Wren (Susan Berman) is a restless young woman trying to break into the music scene in NY of the early 1980s. A young, handsome and trusting man named Paul (Brad Rijn) falls for her--but she just uses him and tries to hook up with self-centered Eric (Richard Hell) who says he has contacts to get a career going.
This was a very impressive directorial debut by Susan Seidelman. It was made on a very low-budget and had mostly nonprofessional actors. It was surprisingly a favorite with critics and a success with art house college audiences of 1982. However it's pretty much disappeared since then. It's easy to see why. The clothes, music and attitudes are all clearly from the early 1980s. Most college kids today wouldn't know what to make of this. Still it's a good movie and, as a college kid from that era, I can honestly say this caught the look and feel of that time expertly. Purportedly this is also a pretty accurate portrayal about how the Village was way back then--hard to believe it was 25 years ago.

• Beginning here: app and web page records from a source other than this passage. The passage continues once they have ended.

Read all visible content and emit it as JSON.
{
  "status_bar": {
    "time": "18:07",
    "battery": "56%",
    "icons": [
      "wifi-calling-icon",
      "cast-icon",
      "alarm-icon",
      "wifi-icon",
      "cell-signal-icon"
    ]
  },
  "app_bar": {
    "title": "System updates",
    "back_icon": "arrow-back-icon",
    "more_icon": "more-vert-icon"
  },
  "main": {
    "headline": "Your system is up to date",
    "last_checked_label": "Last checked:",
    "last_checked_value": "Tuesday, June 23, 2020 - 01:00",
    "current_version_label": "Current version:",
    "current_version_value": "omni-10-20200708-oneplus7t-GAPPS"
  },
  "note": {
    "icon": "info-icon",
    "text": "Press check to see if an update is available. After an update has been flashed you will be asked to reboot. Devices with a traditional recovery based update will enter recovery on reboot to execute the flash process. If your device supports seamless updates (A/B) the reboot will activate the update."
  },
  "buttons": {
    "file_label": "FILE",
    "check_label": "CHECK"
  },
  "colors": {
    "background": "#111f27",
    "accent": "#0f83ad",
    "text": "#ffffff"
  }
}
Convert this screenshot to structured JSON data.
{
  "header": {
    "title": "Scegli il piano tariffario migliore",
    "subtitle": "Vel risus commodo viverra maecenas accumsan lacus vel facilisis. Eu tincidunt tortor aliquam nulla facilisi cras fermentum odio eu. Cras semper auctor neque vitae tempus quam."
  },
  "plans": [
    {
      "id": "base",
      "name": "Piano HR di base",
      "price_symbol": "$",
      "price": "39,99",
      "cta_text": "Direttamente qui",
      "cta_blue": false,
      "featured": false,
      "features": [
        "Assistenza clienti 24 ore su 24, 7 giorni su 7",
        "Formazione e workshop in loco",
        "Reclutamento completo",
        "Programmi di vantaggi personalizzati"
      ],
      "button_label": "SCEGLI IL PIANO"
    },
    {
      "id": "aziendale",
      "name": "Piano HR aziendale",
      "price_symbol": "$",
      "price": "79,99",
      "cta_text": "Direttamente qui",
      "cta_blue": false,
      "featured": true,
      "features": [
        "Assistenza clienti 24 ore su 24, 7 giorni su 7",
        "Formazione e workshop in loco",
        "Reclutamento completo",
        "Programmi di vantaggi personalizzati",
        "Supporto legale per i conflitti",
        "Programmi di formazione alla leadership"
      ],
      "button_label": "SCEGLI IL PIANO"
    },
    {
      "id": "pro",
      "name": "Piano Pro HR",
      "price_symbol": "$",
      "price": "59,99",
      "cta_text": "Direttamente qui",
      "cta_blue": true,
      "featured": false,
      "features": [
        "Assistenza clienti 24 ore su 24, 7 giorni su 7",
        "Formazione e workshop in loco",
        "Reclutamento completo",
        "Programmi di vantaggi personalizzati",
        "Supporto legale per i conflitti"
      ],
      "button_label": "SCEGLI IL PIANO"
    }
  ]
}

The film itself is gritty and negative and looks cheap--but that's because it was and it actually helps the movie. Seidelman's direction was actually pretty assured considering it was her first feature movie. Also, for the most part, the acting is good--Rijn in particular stands out. The only negatives I can think of is that is a depressing movie and Berman is miscast. She's a good actress but seems far too intelligent for the character she's playing.
Worth catching--especially for men and women who were in college in the early 1980s. It will really take you back! I give it an 8.